All entries should be printed precisely as written.

:: Data shown

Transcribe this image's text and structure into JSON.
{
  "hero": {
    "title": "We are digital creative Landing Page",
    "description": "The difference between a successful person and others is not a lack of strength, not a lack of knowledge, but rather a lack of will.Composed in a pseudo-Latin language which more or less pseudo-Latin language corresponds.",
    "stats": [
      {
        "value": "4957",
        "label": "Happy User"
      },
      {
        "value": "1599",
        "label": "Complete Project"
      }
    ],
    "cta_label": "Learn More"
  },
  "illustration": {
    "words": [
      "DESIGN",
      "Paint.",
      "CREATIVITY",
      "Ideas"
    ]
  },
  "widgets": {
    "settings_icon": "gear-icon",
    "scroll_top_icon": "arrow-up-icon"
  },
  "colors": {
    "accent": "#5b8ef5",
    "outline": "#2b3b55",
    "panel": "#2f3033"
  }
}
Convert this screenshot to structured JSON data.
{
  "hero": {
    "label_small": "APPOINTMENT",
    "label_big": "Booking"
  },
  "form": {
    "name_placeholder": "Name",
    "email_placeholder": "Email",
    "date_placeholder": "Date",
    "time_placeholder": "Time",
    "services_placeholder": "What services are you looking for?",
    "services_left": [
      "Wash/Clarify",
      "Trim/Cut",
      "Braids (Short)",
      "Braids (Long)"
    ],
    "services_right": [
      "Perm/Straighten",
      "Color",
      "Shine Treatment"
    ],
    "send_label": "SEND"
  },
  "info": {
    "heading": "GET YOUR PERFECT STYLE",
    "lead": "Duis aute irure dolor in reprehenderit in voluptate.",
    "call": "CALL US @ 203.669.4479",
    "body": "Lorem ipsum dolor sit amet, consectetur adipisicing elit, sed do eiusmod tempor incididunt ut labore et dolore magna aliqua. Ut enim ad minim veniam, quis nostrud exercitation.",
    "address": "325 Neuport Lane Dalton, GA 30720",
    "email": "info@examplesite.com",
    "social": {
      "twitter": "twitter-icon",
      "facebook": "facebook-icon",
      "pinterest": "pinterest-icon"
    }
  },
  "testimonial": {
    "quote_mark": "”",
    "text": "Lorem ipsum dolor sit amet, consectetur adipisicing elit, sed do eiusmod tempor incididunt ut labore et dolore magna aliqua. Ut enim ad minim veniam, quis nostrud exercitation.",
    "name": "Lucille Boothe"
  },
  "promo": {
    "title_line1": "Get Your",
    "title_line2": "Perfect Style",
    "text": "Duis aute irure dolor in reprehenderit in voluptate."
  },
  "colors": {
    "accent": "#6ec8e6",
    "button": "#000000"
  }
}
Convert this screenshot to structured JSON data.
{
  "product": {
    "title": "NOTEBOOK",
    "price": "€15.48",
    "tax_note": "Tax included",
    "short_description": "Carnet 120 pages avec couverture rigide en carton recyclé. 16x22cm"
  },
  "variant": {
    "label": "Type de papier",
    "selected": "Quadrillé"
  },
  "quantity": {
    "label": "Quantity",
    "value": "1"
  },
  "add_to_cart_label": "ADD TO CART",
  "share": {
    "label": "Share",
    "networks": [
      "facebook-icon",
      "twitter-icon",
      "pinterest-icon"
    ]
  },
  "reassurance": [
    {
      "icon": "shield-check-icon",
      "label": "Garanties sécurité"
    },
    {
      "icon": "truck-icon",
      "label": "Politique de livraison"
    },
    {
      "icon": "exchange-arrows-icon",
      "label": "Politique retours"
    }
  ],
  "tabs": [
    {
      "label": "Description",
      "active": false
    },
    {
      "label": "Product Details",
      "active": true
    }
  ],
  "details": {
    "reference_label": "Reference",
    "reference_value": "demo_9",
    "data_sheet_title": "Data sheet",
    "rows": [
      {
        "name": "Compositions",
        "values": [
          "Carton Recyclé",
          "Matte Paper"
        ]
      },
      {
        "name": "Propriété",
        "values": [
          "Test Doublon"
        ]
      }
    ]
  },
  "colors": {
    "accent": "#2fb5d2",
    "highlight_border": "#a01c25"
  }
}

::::

» **Response for this exercise**
Transcribe this image's text and structure into JSON.
{
  "hero": {
    "title": "We are digital creative Landing Page",
    "description": "The difference between a successful person and others is not a lack of strength, not a lack of knowledge, but rather a lack of will.Composed in a pseudo-Latin language which more or less pseudo-Latin language corresponds.",
    "stats": [
      {
        "value": "4957",
        "label": "Happy User"
      },
      {
        "value": "1599",
        "label": "Complete Project"
      }
    ],
    "cta_label": "Learn More"
  },
  "illustration": {
    "words": [
      "DESIGN",
      "Paint.",
      "CREATIVITY",
      "Ideas"
    ]
  },
  "widgets": {
    "settings_icon": "gear-icon",
    "scroll_top_icon": "arrow-up-icon"
  },
  "colors": {
    "accent": "#5b8ef5",
    "outline": "#2b3b55",
    "panel": "#2f3033"
  }
}
Convert this screenshot to structured JSON data.
{
  "hero": {
    "label_small": "APPOINTMENT",
    "label_big": "Booking"
  },
  "form": {
    "name_placeholder": "Name",
    "email_placeholder": "Email",
    "date_placeholder": "Date",
    "time_placeholder": "Time",
    "services_placeholder": "What services are you looking for?",
    "services_left": [
      "Wash/Clarify",
      "Trim/Cut",
      "Braids (Short)",
      "Braids (Long)"
    ],
    "services_right": [
      "Perm/Straighten",
      "Color",
      "Shine Treatment"
    ],
    "send_label": "SEND"
  },
  "info": {
    "heading": "GET YOUR PERFECT STYLE",
    "lead": "Duis aute irure dolor in reprehenderit in voluptate.",
    "call": "CALL US @ 203.669.4479",
    "body": "Lorem ipsum dolor sit amet, consectetur adipisicing elit, sed do eiusmod tempor incididunt ut labore et dolore magna aliqua. Ut enim ad minim veniam, quis nostrud exercitation.",
    "address": "325 Neuport Lane Dalton, GA 30720",
    "email": "info@examplesite.com",
    "social": {
      "twitter": "twitter-icon",
      "facebook": "facebook-icon",
      "pinterest": "pinterest-icon"
    }
  },
  "testimonial": {
    "quote_mark": "”",
    "text": "Lorem ipsum dolor sit amet, consectetur adipisicing elit, sed do eiusmod tempor incididunt ut labore et dolore magna aliqua. Ut enim ad minim veniam, quis nostrud exercitation.",
    "name": "Lucille Boothe"
  },
  "promo": {
    "title_line1": "Get Your",
    "title_line2": "Perfect Style",
    "text": "Duis aute irure dolor in reprehenderit in voluptate."
  },
  "colors": {
    "accent": "#6ec8e6",
    "button": "#000000"
  }
}
Convert this screenshot to structured JSON data.
{
  "product": {
    "title": "NOTEBOOK",
    "price": "€15.48",
    "tax_note": "Tax included",
    "short_description": "Carnet 120 pages avec couverture rigide en carton recyclé. 16x22cm"
  },
  "variant": {
    "label": "Type de papier",
    "selected": "Quadrillé"
  },
  "quantity": {
    "label": "Quantity",
    "value": "1"
  },
  "add_to_cart_label": "ADD TO CART",
  "share": {
    "label": "Share",
    "networks": [
      "facebook-icon",
      "twitter-icon",
      "pinterest-icon"
    ]
  },
  "reassurance": [
    {
      "icon": "shield-check-icon",
      "label": "Garanties sécurité"
    },
    {
      "icon": "truck-icon",
      "label": "Politique de livraison"
    },
    {
      "icon": "exchange-arrows-icon",
      "label": "Politique retours"
    }
  ],
  "tabs": [
    {
      "label": "Description",
      "active": false
    },
    {
      "label": "Product Details",
      "active": true
    }
  ],
  "details": {
    "reference_label": "Reference",
    "reference_value": "demo_9",
    "data_sheet_title": "Data sheet",
    "rows": [
      {
        "name": "Compositions",
        "values": [
          "Carton Recyclé",
          "Matte Paper"
        ]
      },
      {
        "name": "Propriété",
        "values": [
          "Test Doublon"
        ]
      }
    ]
  },
  "colors": {
    "accent": "#2fb5d2",
    "highlight_border": "#a01c25"
  }
}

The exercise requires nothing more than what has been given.